Friday, September 10, 2010

The fast-food which built a nation

An important cultural anniversary:
FIRST Minister Alex Salmond took delivery of a box of fish from the north-east yesterday in a concluding gesture to mark 150 years of Scotland’s favourite takeaway.

The milestone anniversary for the traditional fish and chip supper has been enthusiastically celebrated by the Scottish Seafood Training Association over the past 12 months.

Robert Milne, the group’s chairman, and deputy Stewart Devine – a director at the Ashvale chain of fish restaurants – travelled by car from the north-east to Edinburgh to present the first minister with his gift.

Mr Milne said: “It is a fantastic achievement for fish and chips to keep its place as the nation’s favourite takeaway after 150 years, despite competition from various fast foods.”

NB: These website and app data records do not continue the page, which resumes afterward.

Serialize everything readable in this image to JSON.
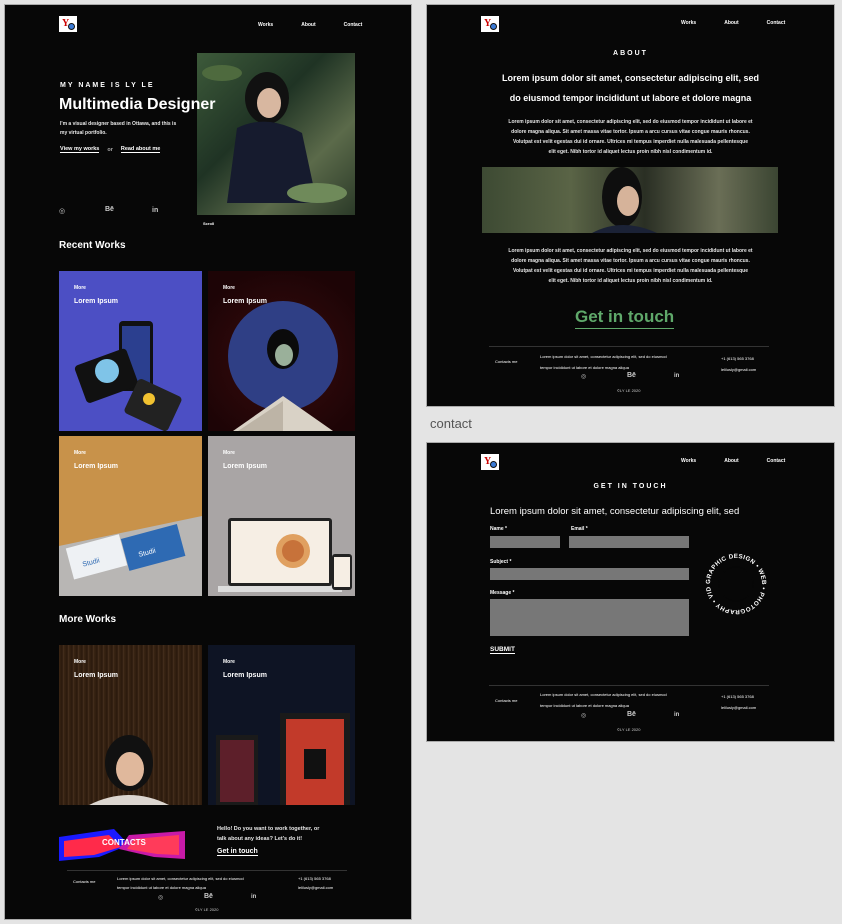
{
  "logo": {
    "letter": "Y"
  },
  "nav": {
    "works": "Works",
    "about": "About",
    "contact": "Contact"
  },
  "home": {
    "eyebrow": "MY NAME IS LY LE",
    "title": "Multimedia Designer",
    "intro_line1": "I'm a visual designer based in Ottawa, and this is",
    "intro_line2": "my virtual portfolio.",
    "view_works": "View my works",
    "or": "or",
    "read_about": "Read about me",
    "scroll": "Scroll",
    "recent_heading": "Recent Works",
    "more_heading": "More Works",
    "tiles": [
      {
        "more": "More",
        "title": "Lorem Ipsum",
        "bg": "#4c4fc4"
      },
      {
        "more": "More",
        "title": "Lorem Ipsum",
        "bg": "#2a0608"
      },
      {
        "more": "More",
        "title": "Lorem Ipsum",
        "bg": "#c8924a"
      },
      {
        "more": "More",
        "title": "Lorem Ipsum",
        "bg": "#a9a5a5"
      },
      {
        "more": "More",
        "title": "Lorem Ipsum",
        "bg": "#2a1a10"
      },
      {
        "more": "More",
        "title": "Lorem Ipsum",
        "bg": "#0e1424"
      }
    ],
    "contacts_banner": "CONTACTS",
    "hello_line1": "Hello! Do you want to work together, or",
    "hello_line2": "talk about any ideas? Let's do it!",
    "get_in_touch": "Get in touch"
  },
  "footer": {
    "contacts_me": "Contacts me",
    "lorem_line1": "Lorem ipsum dolor sit amet, consectetur adipiscing elit, sed do eiusmod",
    "lorem_line2": "tempor incididunt ut labore et dolore magna aliqua",
    "phone": "+1 (613) 565 3768",
    "email": "lelilusly@gmail.com",
    "copyright": "©LY LE 2020"
  },
  "about": {
    "eyebrow": "ABOUT",
    "headline_line1": "Lorem ipsum dolor sit amet, consectetur adipiscing elit, sed",
    "headline_line2": "do eiusmod tempor incididunt ut labore et dolore magna",
    "para1_line1": "Lorem ipsum dolor sit amet, consectetur adipiscing elit, sed do eiusmod tempor incididunt ut labore et",
    "para1_line2": "dolore magna aliqua. Sit amet massa vitae tortor. Ipsum a arcu cursus vitae congue mauris rhoncus.",
    "para1_line3": "Volutpat      est velit egestas dui id ornare. Ultrices mi tempus imperdiet nulla malesuada pellentesque",
    "para1_line4": "elit eget. Nibh tortor id aliquet lectus proin nibh nisl condimentum id.",
    "cta": "Get in touch"
  },
  "contact_caption": "contact",
  "contact": {
    "eyebrow": "GET IN TOUCH",
    "headline": "Lorem ipsum dolor sit amet, consectetur adipiscing elit, sed",
    "name_label": "Name *",
    "email_label": "Email *",
    "subject_label": "Subject *",
    "message_label": "Message *",
    "submit": "SUBMIT",
    "ring_text": "GRAPHIC DESIGN • WEB • PHOTOGRAPHY • VIDEOGRAPHY •"
  },
  "colors": {
    "background": "#070707",
    "accent_green": "#5fa86a",
    "field_gray": "#777777"
  }
}
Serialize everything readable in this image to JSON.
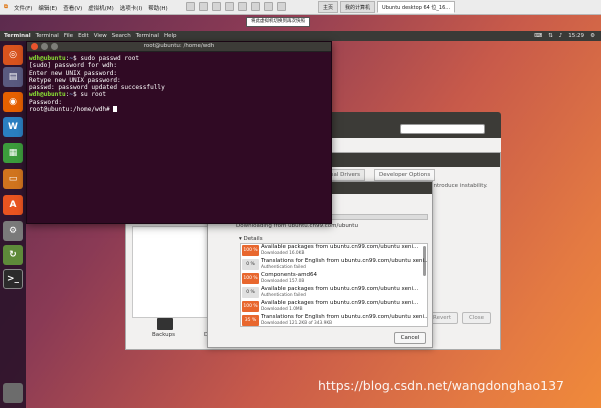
{
  "vmware": {
    "menus": [
      "文件(F)",
      "编辑(E)",
      "查看(V)",
      "虚拟机(M)",
      "选项卡(I)",
      "帮助(H)"
    ],
    "tabs": [
      "主页",
      "我的计算机",
      "Ubuntu desktop 64 位_16..."
    ],
    "tooltip": "将此虚拟机切换到再次快照"
  },
  "top_panel": {
    "app_name": "Terminal",
    "menus": [
      "Terminal",
      "File",
      "Edit",
      "View",
      "Search",
      "Terminal",
      "Help"
    ],
    "clock": "15:29"
  },
  "terminal": {
    "title": "root@ubuntu: /home/wdh",
    "lines": [
      {
        "prompt": "wdh@ubuntu",
        "path": "~",
        "cmd": "$ sudo passwd root"
      },
      {
        "text": "[sudo] password for wdh:"
      },
      {
        "text": "Enter new UNIX password:"
      },
      {
        "text": "Retype new UNIX password:"
      },
      {
        "text": "passwd: password updated successfully"
      },
      {
        "prompt": "wdh@ubuntu",
        "path": "~",
        "cmd": "$ su root"
      },
      {
        "text": "Password:"
      },
      {
        "text": "root@ubuntu:/home/wdh#"
      }
    ]
  },
  "software_window": {
    "tabs": [
      "tional Drivers",
      "Developer Options"
    ],
    "hint": "introduce instability.",
    "revert_label": "Revert",
    "close_label": "Close",
    "backups_label": "Backups",
    "de_label": "De"
  },
  "download_dialog": {
    "caption": "Downloading from ubuntu.cn99.com/ubuntu",
    "details_label": "▾ Details",
    "items": [
      {
        "pct": "100 %",
        "state": "done",
        "name": "Available packages from ubuntu.cn99.com/ubuntu xeni...",
        "status": "Downloaded 16.0KB"
      },
      {
        "pct": "0 %",
        "state": "pending",
        "name": "Translations for English from ubuntu.cn99.com/ubuntu xeni...",
        "status": "Authentication failed"
      },
      {
        "pct": "100 %",
        "state": "done",
        "name": "Components-amd64",
        "status": "Downloaded 157.0B"
      },
      {
        "pct": "0 %",
        "state": "pending",
        "name": "Available packages from ubuntu.cn99.com/ubuntu xeni...",
        "status": "Authentication failed"
      },
      {
        "pct": "100 %",
        "state": "done",
        "name": "Available packages from ubuntu.cn99.com/ubuntu xeni...",
        "status": "Downloaded 1.0MB"
      },
      {
        "pct": "35 %",
        "state": "done",
        "name": "Translations for English from ubuntu.cn99.com/ubuntu xeni...",
        "status": "Downloaded 121.2KB of 343.9KB"
      }
    ],
    "cancel_label": "Cancel"
  },
  "watermark": "https://blog.csdn.net/wangdonghao137",
  "colors": {
    "terminal_bg": "#300a24",
    "prompt_user": "#8ae234",
    "prompt_path": "#729fcf",
    "accent": "#e8672e"
  }
}
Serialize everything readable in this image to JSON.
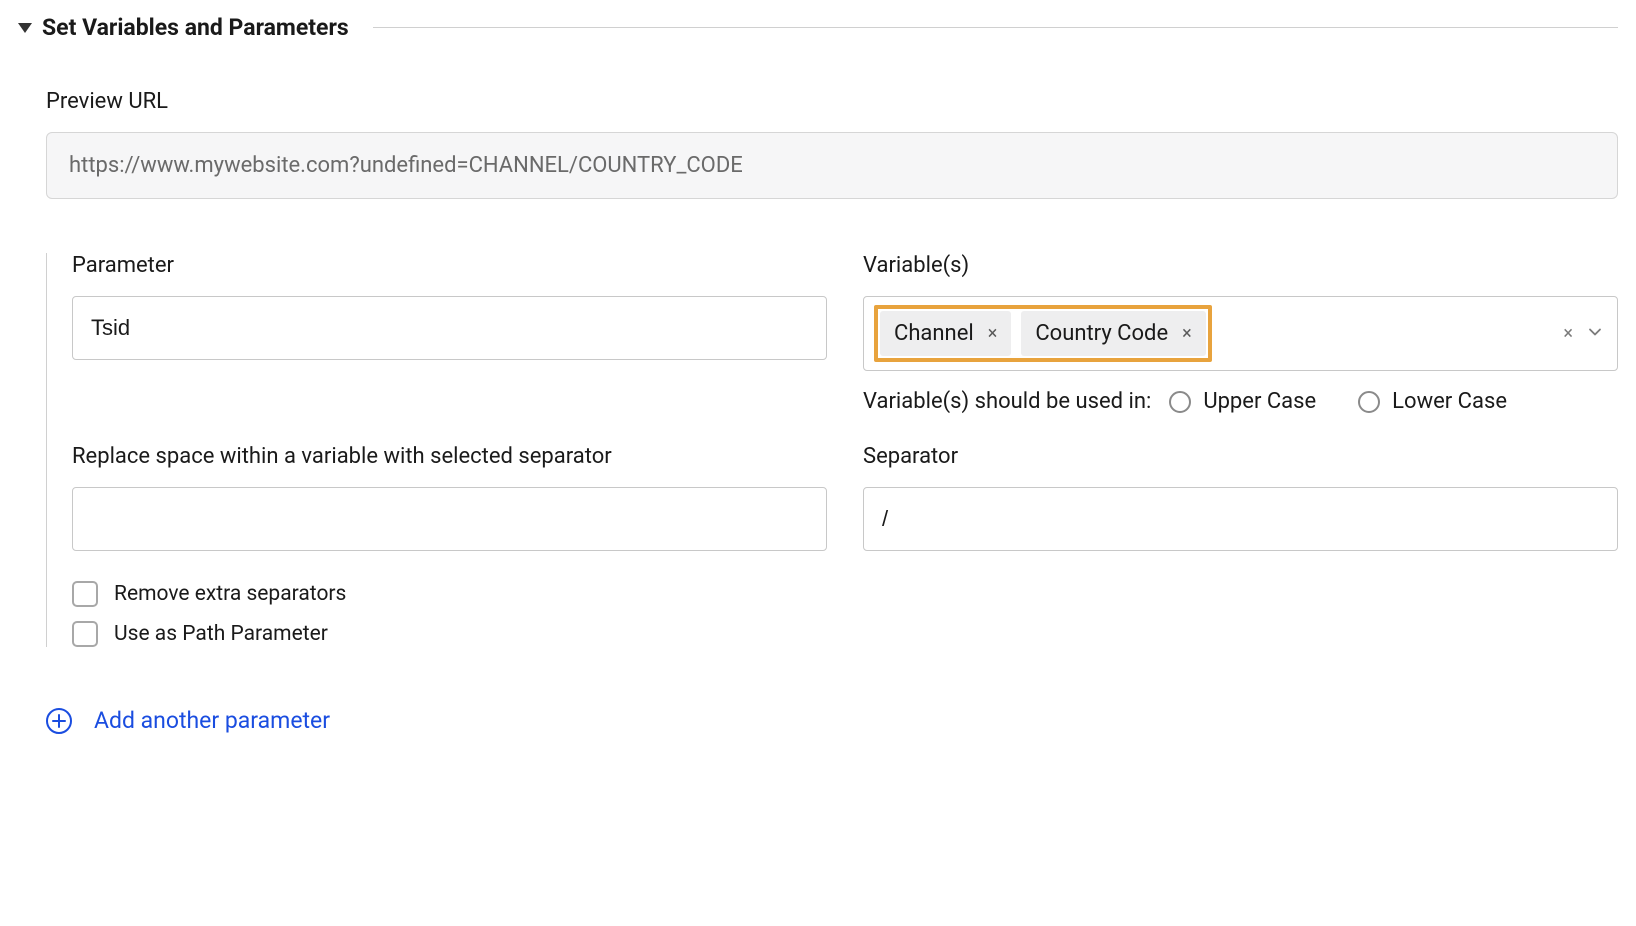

The role of fish suppers in Scottish culture is highlighted by the number of UK awards regularly making their way to chippies north of the border, he said.
Not so sure it's still the UK's favourite takeaway food, there are competing claims on that one. Historically it certainly was (and obviously not just in Scotland) and historically, Friday was the day my father would bring home not just the fish suppers, but pasties, battered sausages, onion rings and an extra portion of chips allegedly "for the kids" but usually polished off pretty sharpish by himself. Our favourite venue was on the Castlereagh Road, the Friar Tuck (or something original along those lines) followed closely by the pride of Ballynafeigh, "Sunnyside Up".

Culinary-wise, I don't think I've ever quite reached the same level of anticipation and excitement that I felt on those Friday evenings- a soyabean risotto just doesn't hit the spot in quite the same way.


Timothy Belmont said...

Many's a time we frequented the Fryar Tuck when I wore short trousers and couldn't reach the counter! :-)

O'Neill said...

It was the Fryar Tuck wasn't it Tim, my memory's not deceiving me?